The Crew! Photo: David Nelson

The April desert trip had two parts as a first vehicle left Sydney on 31 March and the other three vehicles departed on 8 April.

Part I

The first morning was spent opening grids for trapping and setting up Stephanie’s GUD (‘Giving Up Density’) experiment. The latter experiment aims to look at the interaction of predation risk with food choice by offering a variety of seeds of varying palatability in different predation contexts (trays in the open and near cover, and across multiple seasons). Peanuts are offered initially, to get the rodents accustomed to the food supply. Stephanie anticipated many peanut takes by the rodents given that food availability is likely to be low during the current dry period in the desert. Continue reading

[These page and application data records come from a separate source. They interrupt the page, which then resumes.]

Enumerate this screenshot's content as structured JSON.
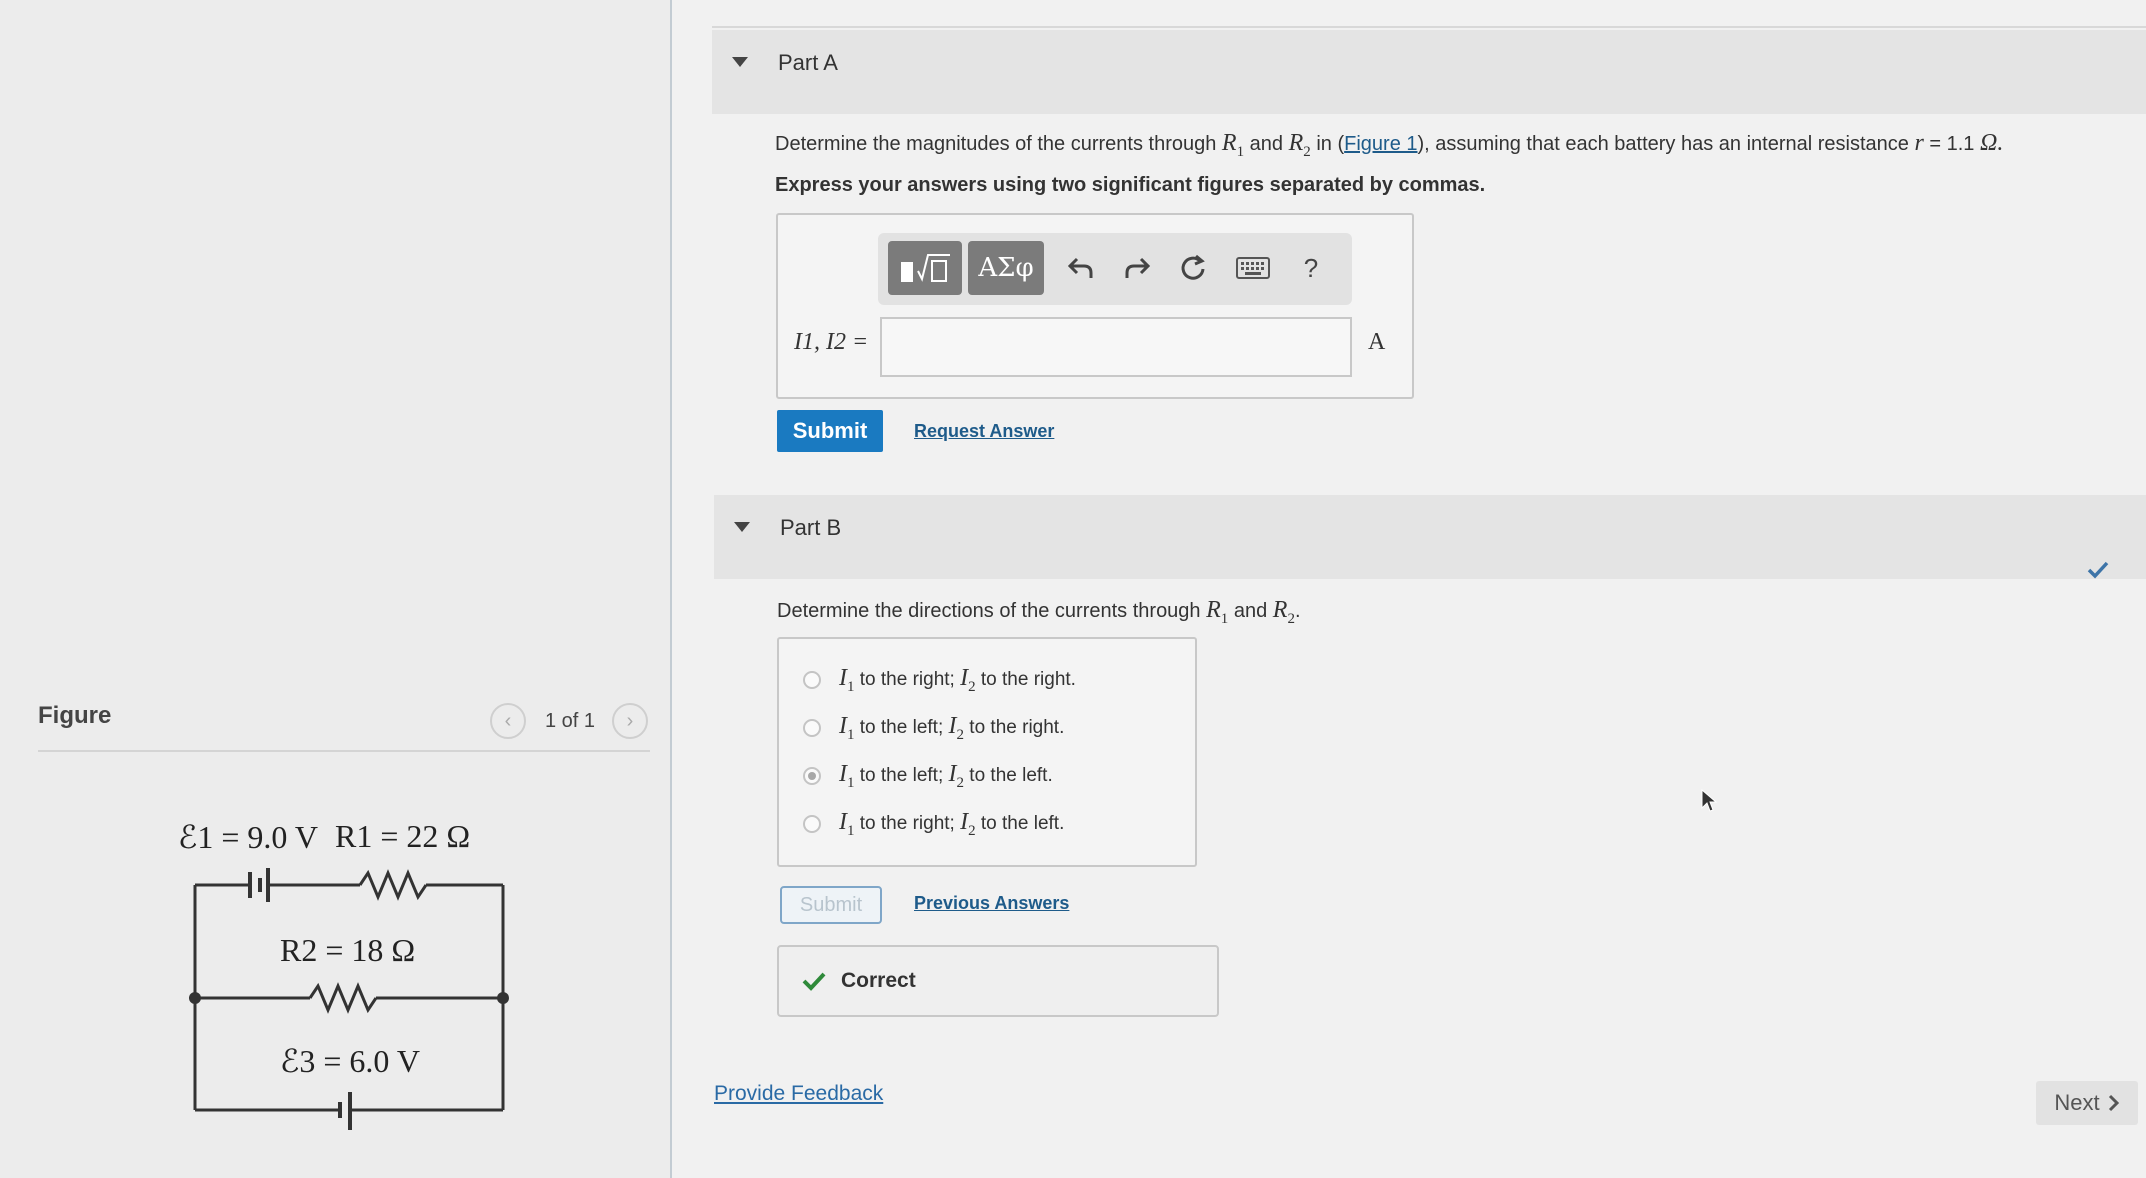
{
  "figure": {
    "label": "Figure",
    "pager": {
      "prev_icon": "chevron-left-icon",
      "text": "1 of 1",
      "next_icon": "chevron-right-icon"
    },
    "circuit": {
      "e1_label": "ℰ1 = 9.0 V",
      "r1_label": "R1 = 22 Ω",
      "r2_label": "R2 = 18 Ω",
      "e3_label": "ℰ3 = 6.0 V"
    }
  },
  "part_a": {
    "title": "Part A",
    "question_pre": "Determine the magnitudes of the currents through",
    "r1": "R",
    "and_word": "and",
    "r2": "R",
    "in_word": "in (",
    "figure_link": "Figure 1",
    "question_post": "), assuming that each battery has an internal resistance",
    "r_symbol": "r",
    "r_value": "= 1.1",
    "r_unit": "Ω.",
    "instruction": "Express your answers using two significant figures separated by commas.",
    "toolbar": {
      "template_icon": "sqrt-template-icon",
      "greek_label": "ΑΣφ",
      "undo_icon": "undo-icon",
      "redo_icon": "redo-icon",
      "reset_icon": "reset-icon",
      "keyboard_icon": "keyboard-icon",
      "help_label": "?"
    },
    "input_label": "I1, I2 =",
    "input_value": "",
    "unit": "A",
    "submit_label": "Submit",
    "request_answer_label": "Request Answer"
  },
  "part_b": {
    "title": "Part B",
    "question_pre": "Determine the directions of the currents through",
    "and_word": "and",
    "options": [
      {
        "text": "I1 to the right; I2 to the right.",
        "a": "to the right;",
        "b": "to the right.",
        "selected": false
      },
      {
        "text": "I1 to the left; I2 to the right.",
        "a": "to the left;",
        "b": "to the right.",
        "selected": false
      },
      {
        "text": "I1 to the left; I2 to the left.",
        "a": "to the left;",
        "b": "to the left.",
        "selected": true
      },
      {
        "text": "I1 to the right; I2 to the left.",
        "a": "to the right;",
        "b": "to the left.",
        "selected": false
      }
    ],
    "submit_label": "Submit",
    "previous_answers_label": "Previous Answers",
    "result": "Correct",
    "result_icon": "checkmark-icon",
    "completed_icon": "checkmark-icon"
  },
  "footer": {
    "feedback_label": "Provide Feedback",
    "next_label": "Next"
  },
  "colors": {
    "accent_blue": "#1a7ac1",
    "link_blue": "#1e5b8a",
    "success_green": "#2f8a3a",
    "checkmark_blue": "#3d74a8"
  }
}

2015 February Trip Report

Full trip photo gallery

Flowering spinifex on dune. Photo: David Nelson

Flowering spinifex on dune. Photo: David Nelson

With a couple of good rainfall events in western Queensland over December and January, we headed out to the desert in mid-February with high hopes for the trip. Evidence of the rain was everywhere – some of the roads on our route had only opened up about a week before we departed, and some roads in the region were still closed due to flooding. The Cooper Creek at Windorah was flowing. We encountered grasshopper swarms here and there, and Australian Pratincoles dotted the roadsides in large numbers. We even saw a couple of frogs. But had our study sites received any rain? Continue reading

2014 November Trip Report

View full trip gallery here

A claypan holds a film of water after rain. Photo: David Nelson

A claypan holds a film of water after rain. Photo: David Nelson

As we got out of the air-conditioned vehicles for a break on the drive through the channel country, we exchanged nervous glances as we felt just how incredibly hot the wind blowing into our faces felt. To either the first time volunteers or seasoned desert veterans, the heat was a shock. A record-breaking heat wave was punishing western Queensland at the time, with 11 straight days above 40°. What sort of trip had we committed ourselves to? Continue reading